:: Given data

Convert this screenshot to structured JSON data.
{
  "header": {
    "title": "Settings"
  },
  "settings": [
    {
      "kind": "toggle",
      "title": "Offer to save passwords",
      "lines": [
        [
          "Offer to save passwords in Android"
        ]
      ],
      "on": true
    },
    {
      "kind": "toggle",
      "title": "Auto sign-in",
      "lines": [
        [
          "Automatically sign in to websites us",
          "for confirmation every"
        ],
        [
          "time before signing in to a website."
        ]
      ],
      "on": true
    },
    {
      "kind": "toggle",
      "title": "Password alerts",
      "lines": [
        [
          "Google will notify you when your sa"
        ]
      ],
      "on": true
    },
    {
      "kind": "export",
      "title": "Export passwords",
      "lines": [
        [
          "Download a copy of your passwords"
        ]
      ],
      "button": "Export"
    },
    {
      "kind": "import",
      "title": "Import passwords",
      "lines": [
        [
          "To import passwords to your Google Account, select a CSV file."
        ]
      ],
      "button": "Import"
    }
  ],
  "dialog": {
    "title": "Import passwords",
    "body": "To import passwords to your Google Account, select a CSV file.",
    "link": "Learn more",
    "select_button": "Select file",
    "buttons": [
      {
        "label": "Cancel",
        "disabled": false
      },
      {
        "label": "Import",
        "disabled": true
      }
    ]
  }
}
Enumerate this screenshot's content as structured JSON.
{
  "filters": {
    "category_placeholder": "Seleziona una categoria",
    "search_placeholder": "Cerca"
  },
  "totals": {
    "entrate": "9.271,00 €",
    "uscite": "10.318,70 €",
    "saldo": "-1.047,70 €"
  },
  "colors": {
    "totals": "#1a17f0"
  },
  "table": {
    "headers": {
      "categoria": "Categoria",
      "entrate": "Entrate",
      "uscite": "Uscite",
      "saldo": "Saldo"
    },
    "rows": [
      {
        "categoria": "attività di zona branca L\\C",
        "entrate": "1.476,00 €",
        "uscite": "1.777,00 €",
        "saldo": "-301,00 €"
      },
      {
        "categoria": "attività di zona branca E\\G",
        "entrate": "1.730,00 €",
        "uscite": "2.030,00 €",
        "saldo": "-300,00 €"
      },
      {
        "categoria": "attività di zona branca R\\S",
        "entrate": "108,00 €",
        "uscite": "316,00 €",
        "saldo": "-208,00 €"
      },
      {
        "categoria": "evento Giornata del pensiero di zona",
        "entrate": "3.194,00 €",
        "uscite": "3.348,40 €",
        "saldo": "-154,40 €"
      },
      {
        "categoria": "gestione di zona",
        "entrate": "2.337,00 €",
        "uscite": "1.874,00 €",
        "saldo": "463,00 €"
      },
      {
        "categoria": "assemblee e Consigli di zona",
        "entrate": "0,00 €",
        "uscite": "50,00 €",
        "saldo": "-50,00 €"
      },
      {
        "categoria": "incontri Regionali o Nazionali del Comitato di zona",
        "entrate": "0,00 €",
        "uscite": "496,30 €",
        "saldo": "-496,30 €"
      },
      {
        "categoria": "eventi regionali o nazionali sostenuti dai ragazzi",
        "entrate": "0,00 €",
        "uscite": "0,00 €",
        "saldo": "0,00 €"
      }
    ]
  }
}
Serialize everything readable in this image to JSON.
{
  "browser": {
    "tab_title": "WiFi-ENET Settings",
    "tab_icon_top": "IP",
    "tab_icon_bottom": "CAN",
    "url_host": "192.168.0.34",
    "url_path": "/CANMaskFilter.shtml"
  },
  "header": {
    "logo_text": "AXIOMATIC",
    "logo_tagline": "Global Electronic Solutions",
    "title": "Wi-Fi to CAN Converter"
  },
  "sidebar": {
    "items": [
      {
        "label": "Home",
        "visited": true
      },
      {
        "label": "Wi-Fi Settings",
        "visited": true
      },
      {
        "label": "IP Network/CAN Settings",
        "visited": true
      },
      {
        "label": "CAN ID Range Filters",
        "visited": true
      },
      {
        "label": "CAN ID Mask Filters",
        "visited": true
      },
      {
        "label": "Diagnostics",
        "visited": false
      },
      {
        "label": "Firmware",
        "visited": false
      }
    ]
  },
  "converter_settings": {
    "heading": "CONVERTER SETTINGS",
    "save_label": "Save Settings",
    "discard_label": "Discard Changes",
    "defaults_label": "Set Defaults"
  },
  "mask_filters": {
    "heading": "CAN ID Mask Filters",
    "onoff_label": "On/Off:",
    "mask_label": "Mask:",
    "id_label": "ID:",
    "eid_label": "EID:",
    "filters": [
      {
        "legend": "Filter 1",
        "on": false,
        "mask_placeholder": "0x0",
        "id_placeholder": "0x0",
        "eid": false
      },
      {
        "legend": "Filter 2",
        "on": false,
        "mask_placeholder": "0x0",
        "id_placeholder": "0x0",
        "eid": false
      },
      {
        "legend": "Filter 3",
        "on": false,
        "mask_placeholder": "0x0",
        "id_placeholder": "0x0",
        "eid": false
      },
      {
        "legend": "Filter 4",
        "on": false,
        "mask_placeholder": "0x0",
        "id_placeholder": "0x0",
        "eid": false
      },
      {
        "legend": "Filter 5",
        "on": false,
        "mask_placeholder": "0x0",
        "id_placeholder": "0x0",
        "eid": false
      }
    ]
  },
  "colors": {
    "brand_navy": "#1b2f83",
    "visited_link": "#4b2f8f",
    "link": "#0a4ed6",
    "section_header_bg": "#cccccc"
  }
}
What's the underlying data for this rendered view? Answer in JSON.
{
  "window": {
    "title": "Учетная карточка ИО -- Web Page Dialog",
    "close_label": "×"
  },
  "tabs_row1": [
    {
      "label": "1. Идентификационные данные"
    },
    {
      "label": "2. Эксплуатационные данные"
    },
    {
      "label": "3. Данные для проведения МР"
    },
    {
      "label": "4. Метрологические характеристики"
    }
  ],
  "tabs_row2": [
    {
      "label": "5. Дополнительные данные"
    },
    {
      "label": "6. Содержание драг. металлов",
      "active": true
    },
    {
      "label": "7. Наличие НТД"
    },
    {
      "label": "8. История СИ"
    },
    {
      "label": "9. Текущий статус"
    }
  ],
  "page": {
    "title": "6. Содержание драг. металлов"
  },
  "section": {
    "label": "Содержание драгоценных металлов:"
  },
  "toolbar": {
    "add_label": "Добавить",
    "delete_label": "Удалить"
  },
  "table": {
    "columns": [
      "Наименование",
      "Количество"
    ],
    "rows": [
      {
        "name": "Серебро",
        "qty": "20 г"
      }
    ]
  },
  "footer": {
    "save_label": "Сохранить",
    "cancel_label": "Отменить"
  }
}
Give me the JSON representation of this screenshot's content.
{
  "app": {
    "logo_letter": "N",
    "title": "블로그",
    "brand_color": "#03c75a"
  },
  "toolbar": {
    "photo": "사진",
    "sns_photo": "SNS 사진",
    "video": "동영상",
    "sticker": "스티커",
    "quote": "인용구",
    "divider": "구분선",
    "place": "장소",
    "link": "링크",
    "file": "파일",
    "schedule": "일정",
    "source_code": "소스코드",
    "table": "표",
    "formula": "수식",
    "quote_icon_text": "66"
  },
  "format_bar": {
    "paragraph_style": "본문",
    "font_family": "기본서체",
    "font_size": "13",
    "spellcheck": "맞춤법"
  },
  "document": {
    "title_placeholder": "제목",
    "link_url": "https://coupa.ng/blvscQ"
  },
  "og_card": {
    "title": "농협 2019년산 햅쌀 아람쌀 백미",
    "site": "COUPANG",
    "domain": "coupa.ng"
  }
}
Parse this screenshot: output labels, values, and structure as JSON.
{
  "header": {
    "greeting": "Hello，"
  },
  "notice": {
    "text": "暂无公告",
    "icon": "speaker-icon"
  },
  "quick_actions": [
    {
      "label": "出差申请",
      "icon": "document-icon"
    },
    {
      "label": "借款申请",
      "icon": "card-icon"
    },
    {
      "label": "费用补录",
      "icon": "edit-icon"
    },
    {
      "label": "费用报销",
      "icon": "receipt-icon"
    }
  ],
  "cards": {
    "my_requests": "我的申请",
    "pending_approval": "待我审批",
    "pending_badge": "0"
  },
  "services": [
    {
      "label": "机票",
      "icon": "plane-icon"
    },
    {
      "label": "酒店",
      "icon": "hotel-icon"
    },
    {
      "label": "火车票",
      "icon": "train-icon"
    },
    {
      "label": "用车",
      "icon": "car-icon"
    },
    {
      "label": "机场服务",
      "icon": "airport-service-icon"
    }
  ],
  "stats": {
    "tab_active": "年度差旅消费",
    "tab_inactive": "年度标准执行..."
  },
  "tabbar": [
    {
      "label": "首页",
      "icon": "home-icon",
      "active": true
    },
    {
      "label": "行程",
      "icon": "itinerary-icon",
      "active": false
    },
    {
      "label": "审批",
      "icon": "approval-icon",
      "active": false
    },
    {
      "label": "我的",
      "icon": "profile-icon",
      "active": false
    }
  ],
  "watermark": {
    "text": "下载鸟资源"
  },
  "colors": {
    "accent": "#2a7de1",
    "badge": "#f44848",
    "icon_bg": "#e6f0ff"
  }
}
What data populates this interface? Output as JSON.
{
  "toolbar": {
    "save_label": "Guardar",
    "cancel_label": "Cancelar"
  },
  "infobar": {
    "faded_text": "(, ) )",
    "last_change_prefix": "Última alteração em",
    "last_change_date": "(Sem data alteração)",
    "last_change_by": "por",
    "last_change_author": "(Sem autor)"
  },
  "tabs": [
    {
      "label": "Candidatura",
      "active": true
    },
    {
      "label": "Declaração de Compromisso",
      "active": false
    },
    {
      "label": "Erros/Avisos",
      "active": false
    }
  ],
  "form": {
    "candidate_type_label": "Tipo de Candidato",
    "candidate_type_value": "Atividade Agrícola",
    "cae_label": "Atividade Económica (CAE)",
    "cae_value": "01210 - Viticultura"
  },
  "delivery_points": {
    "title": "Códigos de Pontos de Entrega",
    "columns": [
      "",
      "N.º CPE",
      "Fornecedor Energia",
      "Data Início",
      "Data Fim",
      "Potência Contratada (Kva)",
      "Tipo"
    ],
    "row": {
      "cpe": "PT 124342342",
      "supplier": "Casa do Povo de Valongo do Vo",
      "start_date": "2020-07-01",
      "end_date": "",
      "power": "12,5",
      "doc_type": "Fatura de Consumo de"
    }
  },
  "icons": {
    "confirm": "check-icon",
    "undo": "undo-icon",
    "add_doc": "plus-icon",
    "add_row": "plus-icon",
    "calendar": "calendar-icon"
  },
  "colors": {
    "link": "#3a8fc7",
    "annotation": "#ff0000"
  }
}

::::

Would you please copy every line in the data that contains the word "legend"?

Answer to this problem:
        "legend": "Filter 1",
        "legend": "Filter 2",
        "legend": "Filter 3",
        "legend": "Filter 4",
        "legend": "Filter 5",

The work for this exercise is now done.